Socio-economic indicators in the rural areas are still way behind in comparison with the urban and industrialized areas. The green revolution of the 1960s was the result of synergy among technology, public policy and farmers’ enthusiasm as well. The post-60th anniversary era in agriculture will depend upon our determination to implement Jawaharlal Nehru’s exhortation, “Everything else can wait, but not agriculture” in both letter and spirit across the country.

Proper pricing should be given to the farmers for their crops and some sort of exemption in loans should also be provided. People should be encouraged to make more investments in this sector. The research in this field should also be placed high on agenda and making farmers aware on optimum use of the land and methods of yielding better crops will also help to some extent.

Equally important is to improve the irrigation system in the country and it is extremely important to cover more and more areas under assured irrigation. The task is Herculian and it needs great show of will power from political leadership and bureaucracy both. Backwardness of the rural sector has been perpetuated over the past several decades and it would be foolish to believe that the deficiencies of rural sector would be removed in a short span.

The Agriculture sector needs very serious and urgent reforms because if this sector is in crisis then as a nation we cannot prosper. We need to focus on the solutions of the problems and will only do harm by neglecting it.

Statistics is all Crap

I was in for an interview, waiting for my turn at the reception. Nervous, shaking, stomach-churning and not to mention those goose bumps. With trembling hands I picked up “Business world” – had to look like a pseudo-intellectual, you see.

Anyways the cover issue declared Infosys as the most respected company in India followed by Bharti Airtel and Mukesh Ambani’s Reliance. Cool stuff, ain’t it?

But hey, wait a minute! What about Tata?

Well, it managed to finish in the top 10, that’s all they had to say about it. Come on now. Just look at Tata’s business, it has lived by the rules, has put the country before itself, has been a household name in India, a driver of technologies in India, always ahead in CSR (Corporate Social Responsibility), has kept only a minuscule amount of its profit for itself and still behind Reliance. Awkward, isn’t it?

Now here comes the funny part. The survey was done by some British Company/ Association BW (if I remember correctly). Absolutely fantastic!!! Aren’t we satisfied with the ridiculous and derogatory statements the British media makes about India that we need to turn to them to rate us? Their sample size was just 499. And they confidently claim to know us, a population of 1 billion+ !!!

Ridiculous, I say. All is fine, but rating Reliance in the Top 3 is got to be a scandal. Ask Anyone and anyone I mean and he’ll tell you about Reliance : “Big Company, Great Company! But respect equally big: Zero, Zero and Zero”

So what am I so pissed off on? The Survey? No, certainly not. The statistics like these ones leave me completely frustrated and especially when they are published in a respected and credible magazine like “Business World”. A sample size of just 499 was taken for India and no quantification of the data was mentioned, and you expect me to rely on this data?
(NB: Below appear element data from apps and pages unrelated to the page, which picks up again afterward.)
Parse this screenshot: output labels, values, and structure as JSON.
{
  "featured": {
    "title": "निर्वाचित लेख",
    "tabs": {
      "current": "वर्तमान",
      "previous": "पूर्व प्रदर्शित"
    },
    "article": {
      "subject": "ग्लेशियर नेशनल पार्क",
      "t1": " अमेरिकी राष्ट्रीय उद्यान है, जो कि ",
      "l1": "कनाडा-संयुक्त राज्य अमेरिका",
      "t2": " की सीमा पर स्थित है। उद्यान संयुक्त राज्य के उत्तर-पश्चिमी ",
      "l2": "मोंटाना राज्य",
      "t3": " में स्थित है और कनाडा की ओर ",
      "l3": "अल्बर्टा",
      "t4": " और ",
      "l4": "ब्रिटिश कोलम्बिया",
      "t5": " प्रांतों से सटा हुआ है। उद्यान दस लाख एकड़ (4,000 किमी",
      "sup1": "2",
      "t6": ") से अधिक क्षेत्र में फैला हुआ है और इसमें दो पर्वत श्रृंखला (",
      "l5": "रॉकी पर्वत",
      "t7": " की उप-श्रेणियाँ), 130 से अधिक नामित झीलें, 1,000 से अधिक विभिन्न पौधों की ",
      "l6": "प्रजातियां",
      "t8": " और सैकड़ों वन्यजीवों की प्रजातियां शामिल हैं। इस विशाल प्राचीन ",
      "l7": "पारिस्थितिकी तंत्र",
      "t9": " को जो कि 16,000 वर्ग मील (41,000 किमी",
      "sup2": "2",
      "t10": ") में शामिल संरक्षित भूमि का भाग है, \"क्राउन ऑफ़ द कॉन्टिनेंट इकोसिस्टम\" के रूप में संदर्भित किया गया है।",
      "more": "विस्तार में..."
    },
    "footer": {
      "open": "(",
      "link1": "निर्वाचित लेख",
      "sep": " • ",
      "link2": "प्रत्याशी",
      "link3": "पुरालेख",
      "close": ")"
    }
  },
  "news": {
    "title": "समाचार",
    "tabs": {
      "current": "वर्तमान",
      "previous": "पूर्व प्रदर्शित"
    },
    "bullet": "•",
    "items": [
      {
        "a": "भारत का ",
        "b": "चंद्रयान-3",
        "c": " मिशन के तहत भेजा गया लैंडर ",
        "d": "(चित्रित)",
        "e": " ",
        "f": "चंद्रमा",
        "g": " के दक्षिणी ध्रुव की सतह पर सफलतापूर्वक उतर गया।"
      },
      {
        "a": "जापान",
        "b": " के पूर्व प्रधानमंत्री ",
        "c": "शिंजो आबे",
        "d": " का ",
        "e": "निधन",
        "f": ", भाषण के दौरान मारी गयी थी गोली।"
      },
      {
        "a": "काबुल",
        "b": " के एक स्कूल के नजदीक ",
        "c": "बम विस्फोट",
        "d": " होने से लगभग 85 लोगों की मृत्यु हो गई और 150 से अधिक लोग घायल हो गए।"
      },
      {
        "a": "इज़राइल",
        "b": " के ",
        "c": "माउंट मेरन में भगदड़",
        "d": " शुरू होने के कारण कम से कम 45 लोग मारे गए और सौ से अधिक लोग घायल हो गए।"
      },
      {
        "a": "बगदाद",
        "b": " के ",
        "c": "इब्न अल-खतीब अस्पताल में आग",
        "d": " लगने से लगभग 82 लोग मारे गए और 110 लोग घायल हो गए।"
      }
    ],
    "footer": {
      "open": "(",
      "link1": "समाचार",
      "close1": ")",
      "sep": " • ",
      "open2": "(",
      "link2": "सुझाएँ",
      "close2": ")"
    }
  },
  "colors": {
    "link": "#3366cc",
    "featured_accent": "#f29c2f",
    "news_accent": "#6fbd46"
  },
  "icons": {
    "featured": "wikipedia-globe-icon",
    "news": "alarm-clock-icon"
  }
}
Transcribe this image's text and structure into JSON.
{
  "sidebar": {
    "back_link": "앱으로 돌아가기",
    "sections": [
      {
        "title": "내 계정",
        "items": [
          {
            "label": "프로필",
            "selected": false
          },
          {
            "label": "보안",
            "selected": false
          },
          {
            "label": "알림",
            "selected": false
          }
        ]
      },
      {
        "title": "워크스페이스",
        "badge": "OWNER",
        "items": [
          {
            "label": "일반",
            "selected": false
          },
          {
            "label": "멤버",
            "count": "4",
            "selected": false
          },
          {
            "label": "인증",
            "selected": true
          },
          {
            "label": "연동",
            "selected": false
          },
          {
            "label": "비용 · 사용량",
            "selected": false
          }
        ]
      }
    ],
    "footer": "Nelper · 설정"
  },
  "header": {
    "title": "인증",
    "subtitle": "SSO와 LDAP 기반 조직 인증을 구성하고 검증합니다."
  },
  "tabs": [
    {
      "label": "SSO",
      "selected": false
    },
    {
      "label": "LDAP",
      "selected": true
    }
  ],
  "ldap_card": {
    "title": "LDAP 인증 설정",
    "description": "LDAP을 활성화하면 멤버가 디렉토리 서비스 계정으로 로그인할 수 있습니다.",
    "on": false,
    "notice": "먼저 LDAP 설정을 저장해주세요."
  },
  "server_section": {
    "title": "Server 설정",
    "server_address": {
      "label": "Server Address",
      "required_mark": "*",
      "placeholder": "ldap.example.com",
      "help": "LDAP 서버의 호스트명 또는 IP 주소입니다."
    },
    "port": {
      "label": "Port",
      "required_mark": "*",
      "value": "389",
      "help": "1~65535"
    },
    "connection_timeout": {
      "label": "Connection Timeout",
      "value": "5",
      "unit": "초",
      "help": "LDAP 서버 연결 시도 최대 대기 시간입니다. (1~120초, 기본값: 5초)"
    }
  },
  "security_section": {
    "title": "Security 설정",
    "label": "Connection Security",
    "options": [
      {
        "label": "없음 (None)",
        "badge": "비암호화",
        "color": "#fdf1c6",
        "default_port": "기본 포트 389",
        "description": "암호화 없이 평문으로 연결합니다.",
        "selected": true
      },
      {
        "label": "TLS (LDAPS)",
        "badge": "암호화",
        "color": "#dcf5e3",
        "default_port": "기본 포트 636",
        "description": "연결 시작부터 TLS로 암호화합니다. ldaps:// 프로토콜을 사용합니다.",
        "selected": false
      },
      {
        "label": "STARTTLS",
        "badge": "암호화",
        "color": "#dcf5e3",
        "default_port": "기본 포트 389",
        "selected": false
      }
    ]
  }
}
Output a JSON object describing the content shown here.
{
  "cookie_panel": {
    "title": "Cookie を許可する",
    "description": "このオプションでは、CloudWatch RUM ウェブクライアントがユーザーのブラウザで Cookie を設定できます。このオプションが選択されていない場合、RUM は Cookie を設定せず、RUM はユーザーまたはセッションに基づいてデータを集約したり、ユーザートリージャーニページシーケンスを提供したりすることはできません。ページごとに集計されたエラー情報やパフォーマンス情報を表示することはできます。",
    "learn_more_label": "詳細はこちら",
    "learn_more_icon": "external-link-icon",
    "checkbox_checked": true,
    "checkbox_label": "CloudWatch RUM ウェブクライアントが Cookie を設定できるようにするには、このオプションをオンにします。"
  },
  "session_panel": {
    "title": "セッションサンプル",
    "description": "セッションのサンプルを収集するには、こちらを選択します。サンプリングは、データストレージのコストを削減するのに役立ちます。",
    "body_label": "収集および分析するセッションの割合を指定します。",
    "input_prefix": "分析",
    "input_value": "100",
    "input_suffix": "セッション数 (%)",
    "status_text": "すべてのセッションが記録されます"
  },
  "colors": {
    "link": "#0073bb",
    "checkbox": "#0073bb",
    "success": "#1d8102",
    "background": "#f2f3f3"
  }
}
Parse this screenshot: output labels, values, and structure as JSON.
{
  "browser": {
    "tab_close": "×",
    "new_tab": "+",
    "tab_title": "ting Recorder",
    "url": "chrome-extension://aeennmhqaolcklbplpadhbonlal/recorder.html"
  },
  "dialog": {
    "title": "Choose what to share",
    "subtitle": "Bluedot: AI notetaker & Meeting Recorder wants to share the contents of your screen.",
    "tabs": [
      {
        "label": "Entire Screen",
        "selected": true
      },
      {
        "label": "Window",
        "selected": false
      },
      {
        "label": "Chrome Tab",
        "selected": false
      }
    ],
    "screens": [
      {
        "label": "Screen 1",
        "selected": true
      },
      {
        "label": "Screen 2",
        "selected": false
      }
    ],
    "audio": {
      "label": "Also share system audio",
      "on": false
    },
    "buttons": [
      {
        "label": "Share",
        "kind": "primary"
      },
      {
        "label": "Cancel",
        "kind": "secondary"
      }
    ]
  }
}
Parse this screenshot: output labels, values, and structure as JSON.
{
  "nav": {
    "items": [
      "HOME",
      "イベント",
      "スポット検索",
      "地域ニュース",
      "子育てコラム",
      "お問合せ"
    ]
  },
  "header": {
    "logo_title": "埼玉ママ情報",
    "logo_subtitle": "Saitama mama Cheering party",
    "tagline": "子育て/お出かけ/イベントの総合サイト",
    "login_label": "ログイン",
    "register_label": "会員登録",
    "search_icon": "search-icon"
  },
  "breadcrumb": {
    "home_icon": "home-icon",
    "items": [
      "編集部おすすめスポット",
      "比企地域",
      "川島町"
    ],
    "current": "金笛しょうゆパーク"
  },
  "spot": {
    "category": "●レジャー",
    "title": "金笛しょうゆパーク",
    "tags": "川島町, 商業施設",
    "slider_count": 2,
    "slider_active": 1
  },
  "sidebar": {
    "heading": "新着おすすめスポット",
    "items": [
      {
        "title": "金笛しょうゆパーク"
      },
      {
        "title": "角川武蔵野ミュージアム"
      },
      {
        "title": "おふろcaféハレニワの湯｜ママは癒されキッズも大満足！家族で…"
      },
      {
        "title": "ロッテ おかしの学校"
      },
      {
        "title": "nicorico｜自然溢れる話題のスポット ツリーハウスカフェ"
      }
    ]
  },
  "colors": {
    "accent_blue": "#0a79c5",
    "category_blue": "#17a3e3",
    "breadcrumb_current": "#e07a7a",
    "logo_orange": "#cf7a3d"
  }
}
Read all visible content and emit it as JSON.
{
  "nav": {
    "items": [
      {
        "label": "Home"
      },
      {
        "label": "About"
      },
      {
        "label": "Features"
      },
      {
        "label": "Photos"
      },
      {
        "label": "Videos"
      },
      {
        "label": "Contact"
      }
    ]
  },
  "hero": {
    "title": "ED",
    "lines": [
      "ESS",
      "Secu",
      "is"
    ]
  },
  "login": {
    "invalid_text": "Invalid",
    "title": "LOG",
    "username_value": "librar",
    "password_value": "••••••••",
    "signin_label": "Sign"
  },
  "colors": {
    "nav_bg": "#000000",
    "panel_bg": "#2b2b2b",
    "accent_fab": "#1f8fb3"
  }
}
Most of us , don’t have the time to go through the entire article. I did because I had little else to do. And I noticed what I wouldn’t have, had it been a quick read through. The sample size for it was lost in some corner of the article, not to be discovered by many.

Statistics may speak crap. Yes, it’s true but when a “business magazine” serves us the same crap, and that too on a platter, all because it comes from some gutter of London. It is unacceptable and unbearable.

Surveys like these divert our minds and heavily mislead us. And all because of what? Cheap publicity or funding from big MNCs!!!

I do not hold any grudge whatsoever against Reliance.. it is just a reflection of the general sentiment about the company in my environment. The opinion may or may not reflect the opinion of the general public.